Langley will see several new bus routes and improved service after Metro Vancouver mayors finally approved the first phase of a 10-year transit upgrade plan Nov. 23.
“We’ll see increased frequency right away,” said Langley Township Mayor Jack Froese.
Changes are expected to begin in January for the overall system, but bus changes will likely begin in April.
The phase one budget is $2 billion and includes $370 million from Ottawa and $246 million from the province for capital projects.
The money for extra operating costs – the human and maintenance costs of actually operating more buses and SkyTrains – comes from TransLink, including property tax and transit fare increases.
Some of the riders waiting to catch the 555 bus from the Carvolth Exchange were happy to hear about the upgrades Tuesday.
Anita Ensor lives in Walnut Grove and has been commuting on the 555 across the Port Mann Bridge since it started. She used to have to take a bus across the river to use the West Coast Express.
“This is cheaper and more frequent,” she said.
But, sometimes there are issues with long lines and trouble getting on the bus, she said. She’d welcome more service and isn’t worried about a fare increase.
BCIT student Derek Everard sometimes drives, and sometimes takes the bus.
“It saves me about $25 a day,” he said of using transit. That’s parking, tolls, and fuel compared to using his student transit card.

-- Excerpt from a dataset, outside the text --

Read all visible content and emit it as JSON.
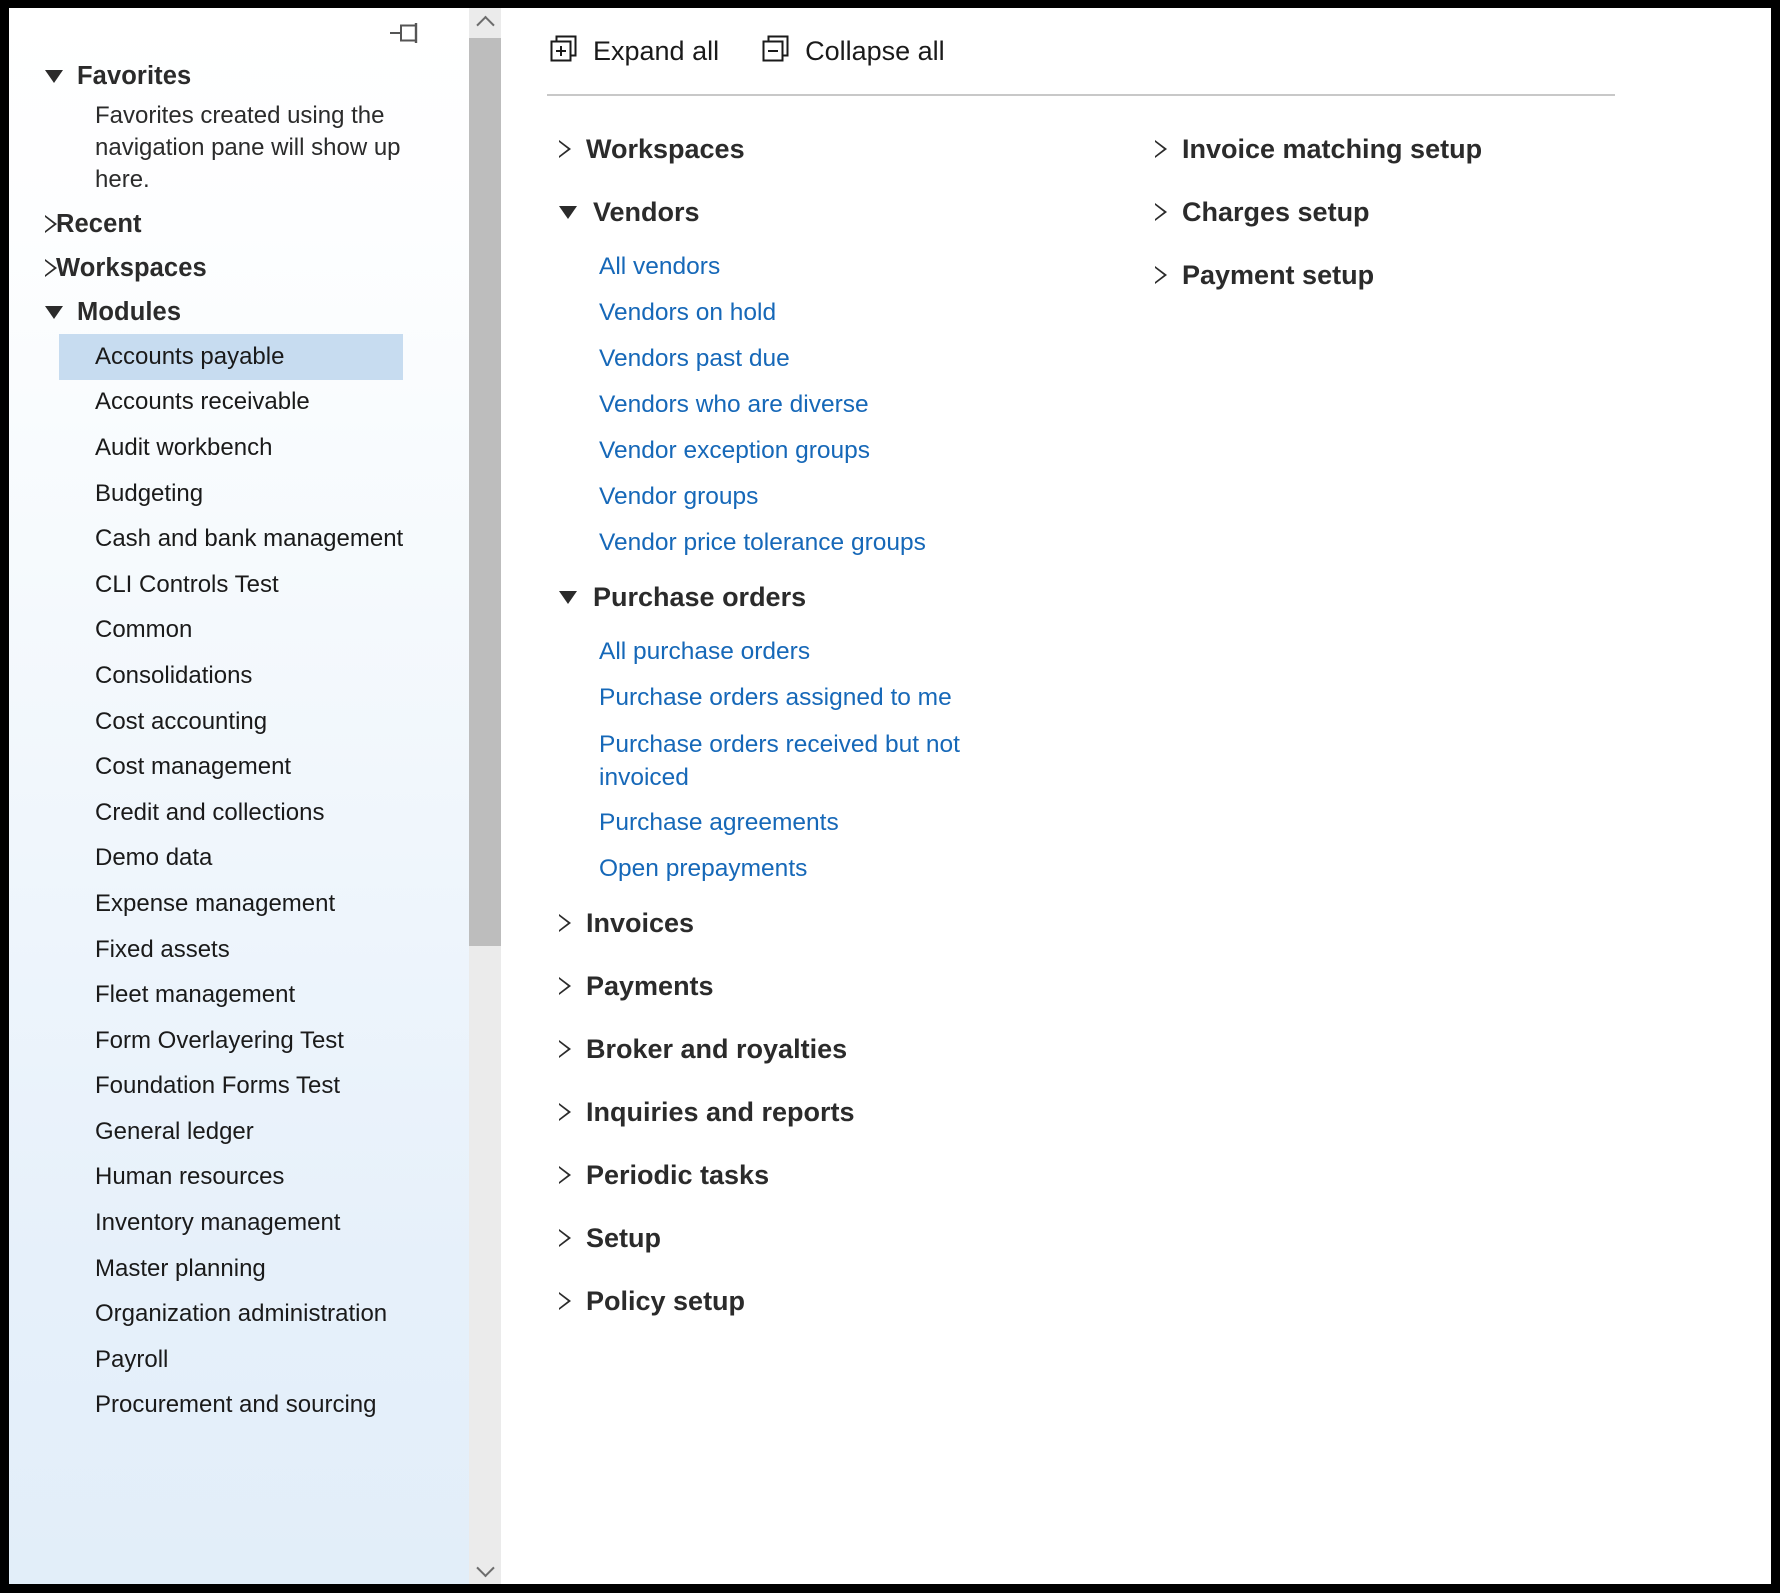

Routes that are expected to see improvements include:
• 320, Langley City exchange to Surrey via Cloverdale
• 501, from the Carvolth Exchange to Langley Centre, will see hours extend to 10:30 p.m.
• 502, from Langley Centre to Surrey connecting with SkyTrain, will add more service during peak hours.
• 555, from Carvolth across the Port Mann to connect to SkyTrain, will add more runs, as often as every six minutes at peak hours.
• A new B-Line bus will take riders from Langley Centre to Surrey City Centre every 15 minutes down Fraser Highway.
• A new bike parkade will be built at Carvolth to secure bikes
• The re-routing of the 595 down 208th Street to serve Willoughby already took place earlier this year by re-allocating resources.
“I guess the biggest plus is going to be the new B-Line service coming down the Fraser Highway,” said Schaffer.
It will operate until late at night and give riders more options, Schaffer said.
Both mayors also noted that the plan includes money to actually plan for a light rail or SkyTrain link from Surrey out as far as Langley City.
“I’m very pleased that we’re at least at this point,” Schaffer said of SkyTrain planning. “Just a few years ago, Langley wasn’t even in the discussion.”
TransLink will increase the size of its physical fleet by extending the life of its older buses while new ones are being built, Froese said.
There will also be hiring, for TransLink and Coast Mountain, of more front-line workers such as drivers and service personnel.
“This is money that goes directly back into our economy,” Froese said of the new jobs.
In the future, finding more operational funding will still be TransLink’s job, but will require help from the province, Froese said.
If TransLink is to implement road pricing, one of the favoured options for future funding, it will need provincial approval and legislation, Froese noted.